**Exercise:**
Show each line of the data below that has the string "title" in it.

▬▬▬

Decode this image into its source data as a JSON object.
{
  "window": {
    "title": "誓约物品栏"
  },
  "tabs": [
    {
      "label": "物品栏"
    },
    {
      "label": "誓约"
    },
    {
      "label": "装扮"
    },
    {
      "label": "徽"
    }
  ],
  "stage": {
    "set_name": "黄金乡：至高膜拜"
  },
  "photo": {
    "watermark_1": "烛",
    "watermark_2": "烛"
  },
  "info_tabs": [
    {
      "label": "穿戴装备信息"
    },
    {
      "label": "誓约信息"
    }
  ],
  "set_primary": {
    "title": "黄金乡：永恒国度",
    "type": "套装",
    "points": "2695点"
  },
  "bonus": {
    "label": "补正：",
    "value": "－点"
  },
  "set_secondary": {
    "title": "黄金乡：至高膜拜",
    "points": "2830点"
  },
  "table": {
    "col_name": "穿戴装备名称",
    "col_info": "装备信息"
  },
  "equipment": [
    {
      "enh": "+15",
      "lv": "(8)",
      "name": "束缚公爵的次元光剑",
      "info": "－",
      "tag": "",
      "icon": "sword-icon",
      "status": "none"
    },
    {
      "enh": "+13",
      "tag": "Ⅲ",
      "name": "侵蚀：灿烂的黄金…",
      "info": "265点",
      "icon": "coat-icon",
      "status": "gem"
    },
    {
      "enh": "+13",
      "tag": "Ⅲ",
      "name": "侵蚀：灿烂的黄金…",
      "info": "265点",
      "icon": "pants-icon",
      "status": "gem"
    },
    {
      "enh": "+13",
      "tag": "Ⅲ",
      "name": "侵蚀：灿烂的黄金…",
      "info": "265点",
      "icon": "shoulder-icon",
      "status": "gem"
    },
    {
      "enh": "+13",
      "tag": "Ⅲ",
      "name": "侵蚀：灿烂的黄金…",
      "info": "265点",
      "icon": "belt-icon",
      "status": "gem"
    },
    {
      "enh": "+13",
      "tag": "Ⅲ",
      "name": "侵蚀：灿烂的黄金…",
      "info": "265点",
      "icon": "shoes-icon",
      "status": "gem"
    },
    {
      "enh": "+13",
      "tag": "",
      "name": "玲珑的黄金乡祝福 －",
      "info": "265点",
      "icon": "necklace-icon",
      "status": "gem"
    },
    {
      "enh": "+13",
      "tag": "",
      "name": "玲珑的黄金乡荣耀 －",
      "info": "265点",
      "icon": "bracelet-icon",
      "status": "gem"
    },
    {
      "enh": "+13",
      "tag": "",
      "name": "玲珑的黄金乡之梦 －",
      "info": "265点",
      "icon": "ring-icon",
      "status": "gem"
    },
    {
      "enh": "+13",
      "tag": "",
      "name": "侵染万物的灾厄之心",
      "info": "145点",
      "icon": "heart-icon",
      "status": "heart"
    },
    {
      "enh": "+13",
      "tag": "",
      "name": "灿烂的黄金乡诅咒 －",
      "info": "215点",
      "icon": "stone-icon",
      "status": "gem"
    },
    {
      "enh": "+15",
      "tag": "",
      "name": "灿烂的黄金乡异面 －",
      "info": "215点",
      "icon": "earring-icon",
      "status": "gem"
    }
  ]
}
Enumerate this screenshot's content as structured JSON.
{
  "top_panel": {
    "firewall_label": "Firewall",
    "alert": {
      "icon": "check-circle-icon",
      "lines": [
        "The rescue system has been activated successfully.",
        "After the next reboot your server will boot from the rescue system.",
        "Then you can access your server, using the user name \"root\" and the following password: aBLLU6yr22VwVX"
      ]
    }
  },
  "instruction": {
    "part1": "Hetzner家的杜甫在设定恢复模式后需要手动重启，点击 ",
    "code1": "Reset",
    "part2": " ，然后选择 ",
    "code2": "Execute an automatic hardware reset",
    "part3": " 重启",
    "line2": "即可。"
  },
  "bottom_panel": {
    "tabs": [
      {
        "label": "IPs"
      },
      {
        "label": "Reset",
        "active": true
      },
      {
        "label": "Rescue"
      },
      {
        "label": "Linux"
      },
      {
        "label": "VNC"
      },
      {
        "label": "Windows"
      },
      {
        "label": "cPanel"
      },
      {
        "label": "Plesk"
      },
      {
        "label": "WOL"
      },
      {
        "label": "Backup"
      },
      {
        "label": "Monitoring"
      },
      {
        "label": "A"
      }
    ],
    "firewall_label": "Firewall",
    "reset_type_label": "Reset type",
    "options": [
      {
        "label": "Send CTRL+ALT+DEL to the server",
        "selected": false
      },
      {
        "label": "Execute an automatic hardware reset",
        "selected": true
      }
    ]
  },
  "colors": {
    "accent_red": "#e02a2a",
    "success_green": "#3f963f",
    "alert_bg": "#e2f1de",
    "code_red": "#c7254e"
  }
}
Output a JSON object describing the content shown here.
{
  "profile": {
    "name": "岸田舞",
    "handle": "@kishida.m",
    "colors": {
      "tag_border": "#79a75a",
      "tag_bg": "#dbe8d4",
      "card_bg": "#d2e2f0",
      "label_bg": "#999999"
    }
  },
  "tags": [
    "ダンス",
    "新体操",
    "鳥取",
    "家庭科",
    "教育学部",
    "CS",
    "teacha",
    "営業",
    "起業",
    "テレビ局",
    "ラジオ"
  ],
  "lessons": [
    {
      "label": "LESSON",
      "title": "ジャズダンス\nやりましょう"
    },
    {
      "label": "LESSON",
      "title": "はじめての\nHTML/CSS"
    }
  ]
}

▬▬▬

**Result of this task:**
    "title": "誓约物品栏"
    "title": "黄金乡：永恒国度",
    "title": "黄金乡：至高膜拜",
      "title": "ジャズダンス\nやりましょう"
      "title": "はじめての\nHTML/CSS"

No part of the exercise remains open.